(Items from a dataset)
#####

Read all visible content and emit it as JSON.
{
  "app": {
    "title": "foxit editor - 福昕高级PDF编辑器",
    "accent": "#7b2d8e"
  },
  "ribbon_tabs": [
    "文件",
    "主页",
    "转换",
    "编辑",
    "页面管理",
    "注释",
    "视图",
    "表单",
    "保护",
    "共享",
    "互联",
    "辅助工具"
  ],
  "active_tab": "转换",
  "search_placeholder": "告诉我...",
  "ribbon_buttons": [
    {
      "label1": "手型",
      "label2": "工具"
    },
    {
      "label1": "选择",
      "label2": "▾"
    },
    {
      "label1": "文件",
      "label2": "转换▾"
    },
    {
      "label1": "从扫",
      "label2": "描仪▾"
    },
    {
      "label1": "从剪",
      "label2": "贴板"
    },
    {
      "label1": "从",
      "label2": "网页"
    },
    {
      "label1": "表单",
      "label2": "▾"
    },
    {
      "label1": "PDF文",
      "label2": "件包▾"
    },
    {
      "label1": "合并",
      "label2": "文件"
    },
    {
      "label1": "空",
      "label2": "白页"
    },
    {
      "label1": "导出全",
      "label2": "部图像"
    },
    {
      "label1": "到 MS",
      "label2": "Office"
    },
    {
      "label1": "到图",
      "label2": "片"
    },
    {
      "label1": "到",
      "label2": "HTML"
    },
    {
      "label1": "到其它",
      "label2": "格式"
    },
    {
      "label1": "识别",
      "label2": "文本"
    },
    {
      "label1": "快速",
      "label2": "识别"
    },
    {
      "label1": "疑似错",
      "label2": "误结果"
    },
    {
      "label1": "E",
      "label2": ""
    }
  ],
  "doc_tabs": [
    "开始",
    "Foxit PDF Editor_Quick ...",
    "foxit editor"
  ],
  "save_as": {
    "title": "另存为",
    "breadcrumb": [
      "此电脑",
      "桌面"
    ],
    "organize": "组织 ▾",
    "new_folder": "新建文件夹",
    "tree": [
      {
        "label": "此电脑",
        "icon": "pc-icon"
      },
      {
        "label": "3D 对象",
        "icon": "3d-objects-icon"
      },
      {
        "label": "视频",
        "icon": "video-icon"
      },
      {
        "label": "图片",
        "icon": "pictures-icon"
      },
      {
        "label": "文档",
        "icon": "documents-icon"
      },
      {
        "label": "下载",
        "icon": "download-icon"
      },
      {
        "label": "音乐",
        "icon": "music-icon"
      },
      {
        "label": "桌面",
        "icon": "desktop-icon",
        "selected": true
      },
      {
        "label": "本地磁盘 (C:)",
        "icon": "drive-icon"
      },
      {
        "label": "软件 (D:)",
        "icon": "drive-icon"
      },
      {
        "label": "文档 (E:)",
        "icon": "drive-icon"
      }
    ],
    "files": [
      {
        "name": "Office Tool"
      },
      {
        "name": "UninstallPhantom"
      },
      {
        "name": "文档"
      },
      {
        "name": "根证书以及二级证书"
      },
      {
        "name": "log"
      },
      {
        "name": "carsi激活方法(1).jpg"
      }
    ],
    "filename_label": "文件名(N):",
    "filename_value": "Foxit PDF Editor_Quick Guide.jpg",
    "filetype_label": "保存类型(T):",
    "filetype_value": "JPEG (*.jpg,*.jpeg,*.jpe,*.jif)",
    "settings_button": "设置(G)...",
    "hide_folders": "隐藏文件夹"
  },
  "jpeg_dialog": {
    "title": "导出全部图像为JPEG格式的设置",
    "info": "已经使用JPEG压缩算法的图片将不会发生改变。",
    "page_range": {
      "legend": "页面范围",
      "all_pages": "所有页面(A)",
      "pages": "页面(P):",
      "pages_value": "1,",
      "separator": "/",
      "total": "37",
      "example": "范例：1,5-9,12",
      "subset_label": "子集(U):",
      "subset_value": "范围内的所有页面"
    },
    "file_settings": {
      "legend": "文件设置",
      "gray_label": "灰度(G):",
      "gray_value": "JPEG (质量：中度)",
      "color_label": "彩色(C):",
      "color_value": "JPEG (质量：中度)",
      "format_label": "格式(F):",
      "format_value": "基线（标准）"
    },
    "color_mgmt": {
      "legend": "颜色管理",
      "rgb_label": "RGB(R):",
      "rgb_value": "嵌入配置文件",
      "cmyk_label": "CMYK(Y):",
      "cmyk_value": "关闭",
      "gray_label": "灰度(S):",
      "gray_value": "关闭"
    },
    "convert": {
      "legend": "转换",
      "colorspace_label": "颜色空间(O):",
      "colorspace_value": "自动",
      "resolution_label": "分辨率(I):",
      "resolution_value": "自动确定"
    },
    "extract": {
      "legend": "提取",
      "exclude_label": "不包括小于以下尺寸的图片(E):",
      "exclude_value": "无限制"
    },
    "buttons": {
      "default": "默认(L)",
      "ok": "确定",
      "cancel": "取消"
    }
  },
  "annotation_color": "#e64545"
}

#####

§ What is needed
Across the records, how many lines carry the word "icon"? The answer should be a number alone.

§ Response for this exercise
11